Give the records once more, exactly as they stand.

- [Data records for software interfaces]
________________
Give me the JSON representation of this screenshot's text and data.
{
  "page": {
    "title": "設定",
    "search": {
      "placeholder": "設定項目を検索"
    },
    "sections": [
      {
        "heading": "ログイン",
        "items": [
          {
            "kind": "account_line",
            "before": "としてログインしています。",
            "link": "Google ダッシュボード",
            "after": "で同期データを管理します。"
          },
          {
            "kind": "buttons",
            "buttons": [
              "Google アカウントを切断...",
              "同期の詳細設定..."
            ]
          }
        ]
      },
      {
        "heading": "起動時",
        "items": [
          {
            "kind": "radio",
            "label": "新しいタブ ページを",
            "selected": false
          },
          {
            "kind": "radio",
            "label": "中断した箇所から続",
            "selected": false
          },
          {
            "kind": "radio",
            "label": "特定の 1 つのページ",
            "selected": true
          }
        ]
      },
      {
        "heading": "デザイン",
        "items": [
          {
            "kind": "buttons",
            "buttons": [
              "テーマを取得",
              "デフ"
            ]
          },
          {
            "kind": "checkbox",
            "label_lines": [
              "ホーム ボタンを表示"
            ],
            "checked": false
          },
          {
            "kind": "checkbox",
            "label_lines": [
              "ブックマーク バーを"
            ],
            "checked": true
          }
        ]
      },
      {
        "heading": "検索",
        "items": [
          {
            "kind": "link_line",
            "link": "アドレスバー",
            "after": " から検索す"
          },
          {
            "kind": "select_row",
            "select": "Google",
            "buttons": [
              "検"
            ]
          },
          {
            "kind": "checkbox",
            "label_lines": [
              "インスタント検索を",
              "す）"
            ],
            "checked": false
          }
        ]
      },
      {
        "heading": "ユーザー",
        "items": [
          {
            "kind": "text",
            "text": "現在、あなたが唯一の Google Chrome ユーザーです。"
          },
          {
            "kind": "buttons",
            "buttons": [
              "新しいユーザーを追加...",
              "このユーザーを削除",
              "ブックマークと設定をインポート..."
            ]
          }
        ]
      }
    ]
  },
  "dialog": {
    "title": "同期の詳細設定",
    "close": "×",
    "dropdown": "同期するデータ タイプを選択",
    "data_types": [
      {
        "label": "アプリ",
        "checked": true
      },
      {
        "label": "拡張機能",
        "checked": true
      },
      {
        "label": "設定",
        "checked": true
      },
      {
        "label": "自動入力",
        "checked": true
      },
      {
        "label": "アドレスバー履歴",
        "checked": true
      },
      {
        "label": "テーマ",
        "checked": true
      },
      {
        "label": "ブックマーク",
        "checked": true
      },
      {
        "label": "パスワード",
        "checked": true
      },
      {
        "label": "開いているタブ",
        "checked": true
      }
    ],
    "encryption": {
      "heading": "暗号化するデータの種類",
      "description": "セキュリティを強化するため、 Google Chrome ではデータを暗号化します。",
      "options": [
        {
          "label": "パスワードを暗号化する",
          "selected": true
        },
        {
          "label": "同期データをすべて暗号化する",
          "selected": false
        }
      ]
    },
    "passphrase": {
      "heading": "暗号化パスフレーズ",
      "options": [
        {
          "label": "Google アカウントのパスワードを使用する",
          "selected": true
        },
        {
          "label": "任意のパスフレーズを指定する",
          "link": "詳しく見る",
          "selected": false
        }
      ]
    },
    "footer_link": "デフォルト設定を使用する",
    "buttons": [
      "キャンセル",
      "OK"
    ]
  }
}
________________
- [Solution to this problem]
Give me the JSON representation of this screenshot's text and data.
{
  "page": {
    "title": "設定",
    "search": {
      "placeholder": "設定項目を検索"
    },
    "sections": [
      {
        "heading": "ログイン",
        "items": [
          {
            "kind": "account_line",
            "before": "としてログインしています。",
            "link": "Google ダッシュボード",
            "after": "で同期データを管理します。"
          },
          {
            "kind": "buttons",
            "buttons": [
              "Google アカウントを切断...",
              "同期の詳細設定..."
            ]
          }
        ]
      },
      {
        "heading": "起動時",
        "items": [
          {
            "kind": "radio",
            "label": "新しいタブ ページを",
            "selected": false
          },
          {
            "kind": "radio",
            "label": "中断した箇所から続",
            "selected": false
          },
          {
            "kind": "radio",
            "label": "特定の 1 つのページ",
            "selected": true
          }
        ]
      },
      {
        "heading": "デザイン",
        "items": [
          {
            "kind": "buttons",
            "buttons": [
              "テーマを取得",
              "デフ"
            ]
          },
          {
            "kind": "checkbox",
            "label_lines": [
              "ホーム ボタンを表示"
            ],
            "checked": false
          },
          {
            "kind": "checkbox",
            "label_lines": [
              "ブックマーク バーを"
            ],
            "checked": true
          }
        ]
      },
      {
        "heading": "検索",
        "items": [
          {
            "kind": "link_line",
            "link": "アドレスバー",
            "after": " から検索す"
          },
          {
            "kind": "select_row",
            "select": "Google",
            "buttons": [
              "検"
            ]
          },
          {
            "kind": "checkbox",
            "label_lines": [
              "インスタント検索を",
              "す）"
            ],
            "checked": false
          }
        ]
      },
      {
        "heading": "ユーザー",
        "items": [
          {
            "kind": "text",
            "text": "現在、あなたが唯一の Google Chrome ユーザーです。"
          },
          {
            "kind": "buttons",
            "buttons": [
              "新しいユーザーを追加...",
              "このユーザーを削除",
              "ブックマークと設定をインポート..."
            ]
          }
        ]
      }
    ]
  },
  "dialog": {
    "title": "同期の詳細設定",
    "close": "×",
    "dropdown": "同期するデータ タイプを選択",
    "data_types": [
      {
        "label": "アプリ",
        "checked": true
      },
      {
        "label": "拡張機能",
        "checked": true
      },
      {
        "label": "設定",
        "checked": true
      },
      {
        "label": "自動入力",
        "checked": true
      },
      {
        "label": "アドレスバー履歴",
        "checked": true
      },
      {
        "label": "テーマ",
        "checked": true
      },
      {
        "label": "ブックマーク",
        "checked": true
      },
      {
        "label": "パスワード",
        "checked": true
      },
      {
        "label": "開いているタブ",
        "checked": true
      }
    ],
    "encryption": {
      "heading": "暗号化するデータの種類",
      "description": "セキュリティを強化するため、 Google Chrome ではデータを暗号化します。",
      "options": [
        {
          "label": "パスワードを暗号化する",
          "selected": true
        },
        {
          "label": "同期データをすべて暗号化する",
          "selected": false
        }
      ]
    },
    "passphrase": {
      "heading": "暗号化パスフレーズ",
      "options": [
        {
          "label": "Google アカウントのパスワードを使用する",
          "selected": true
        },
        {
          "label": "任意のパスフレーズを指定する",
          "link": "詳しく見る",
          "selected": false
        }
      ]
    },
    "footer_link": "デフォルト設定を使用する",
    "buttons": [
      "キャンセル",
      "OK"
    ]
  }
}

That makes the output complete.